> **Assignment**: Please find every line below that includes "ESTIMATE" and report how many there are. Nothing else is needed.

> **Available data**:

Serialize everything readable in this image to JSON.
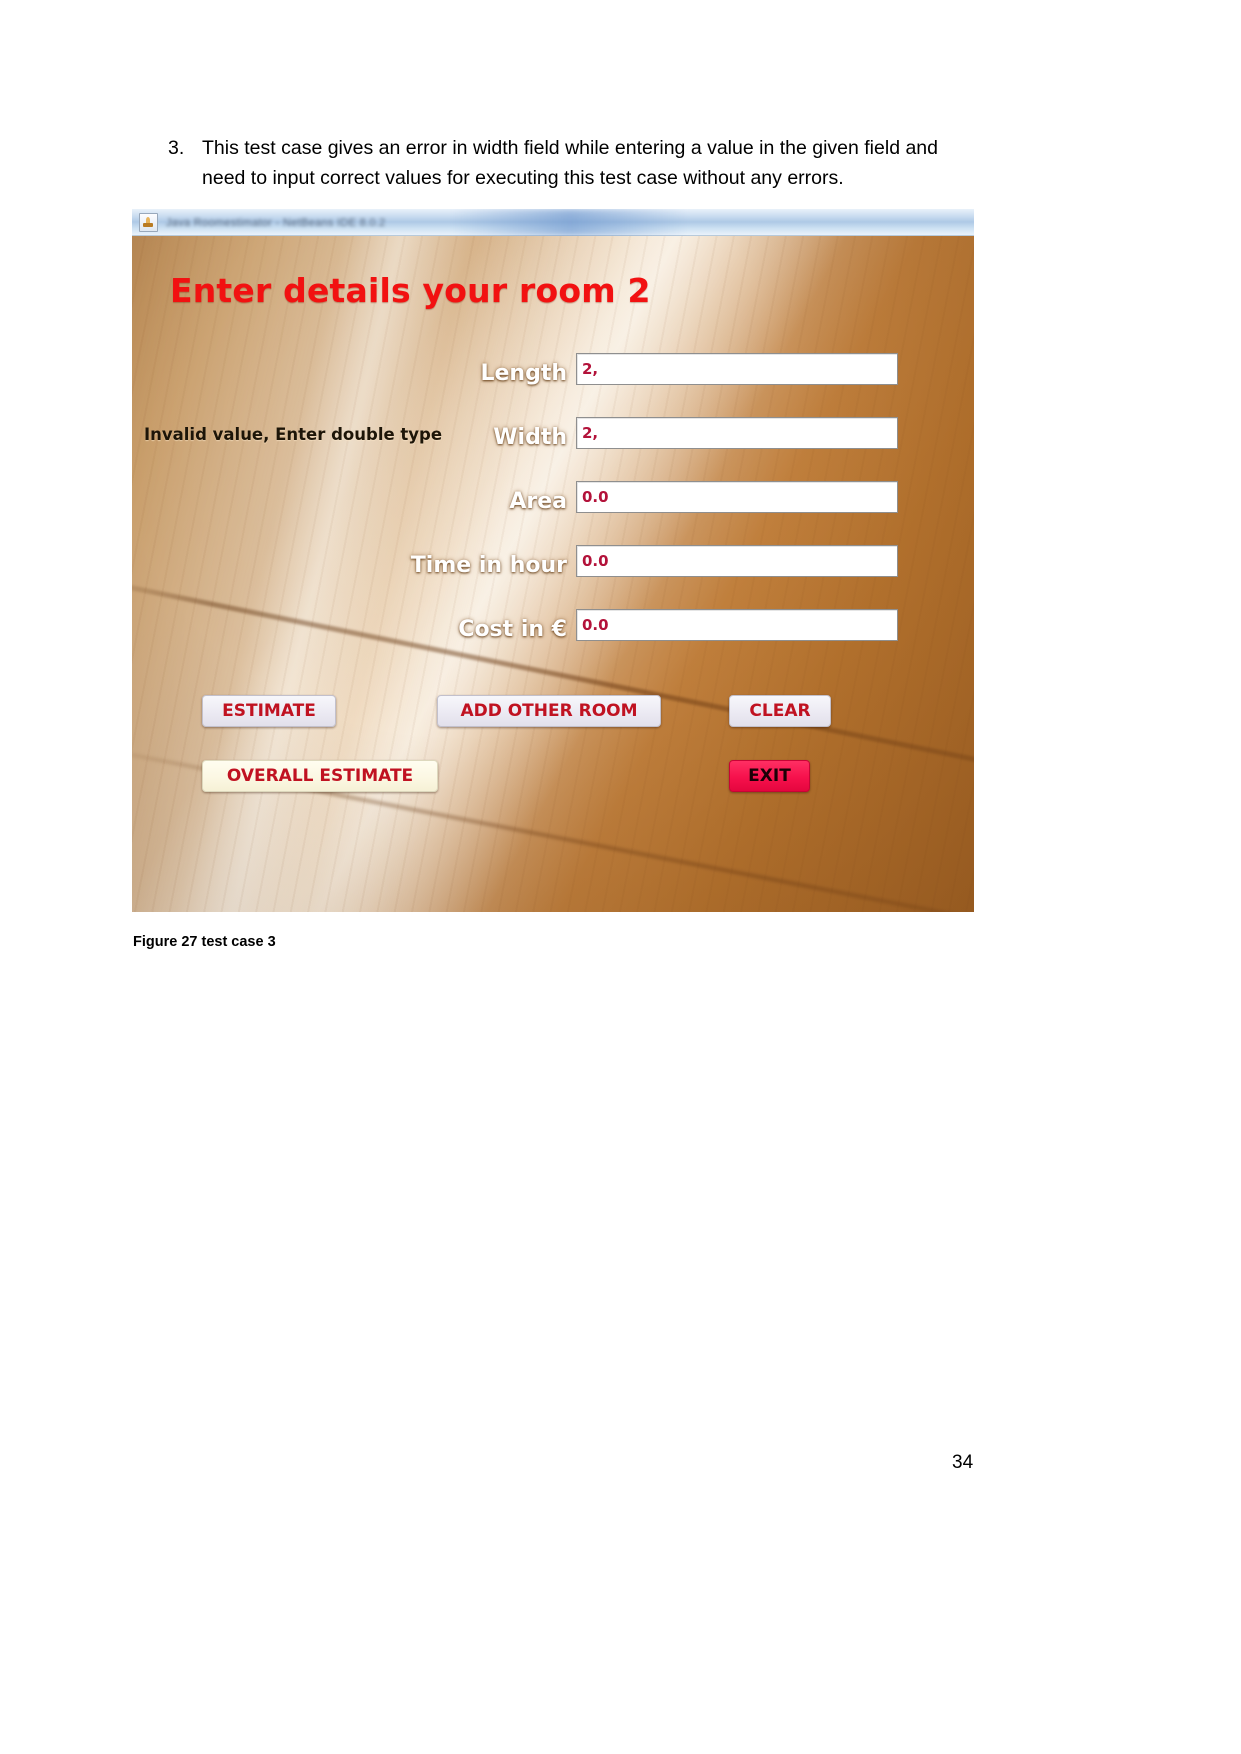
{
  "document": {
    "list_number": "3.",
    "paragraph": "This test case gives an error in width field while entering a value in the given field and need to input correct values for executing this test case without any errors.",
    "figure_caption": "Figure 27 test case 3",
    "page_number": "34"
  },
  "app": {
    "title_bar": {
      "icon": "java-coffee-cup-icon",
      "title": "Java Roomestimator - NetBeans IDE 8.0.2"
    },
    "heading": "Enter details your room 2",
    "error_message": "Invalid value, Enter double type",
    "fields": [
      {
        "label": "Length",
        "value": "2,"
      },
      {
        "label": "Width",
        "value": "2,"
      },
      {
        "label": "Area",
        "value": "0.0"
      },
      {
        "label": "Time in hour",
        "value": "0.0"
      },
      {
        "label": "Cost in €",
        "value": "0.0"
      }
    ],
    "buttons": {
      "estimate": "ESTIMATE",
      "add_other_room": "ADD OTHER ROOM",
      "clear": "CLEAR",
      "overall_estimate": "OVERALL ESTIMATE",
      "exit": "EXIT"
    },
    "colors": {
      "heading_red": "#f21111",
      "field_value_red": "#b3123a",
      "button_text_red": "#c01221",
      "exit_background": "#f6114c",
      "label_white": "#ffffff"
    }
  }
}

> **Task response**: 2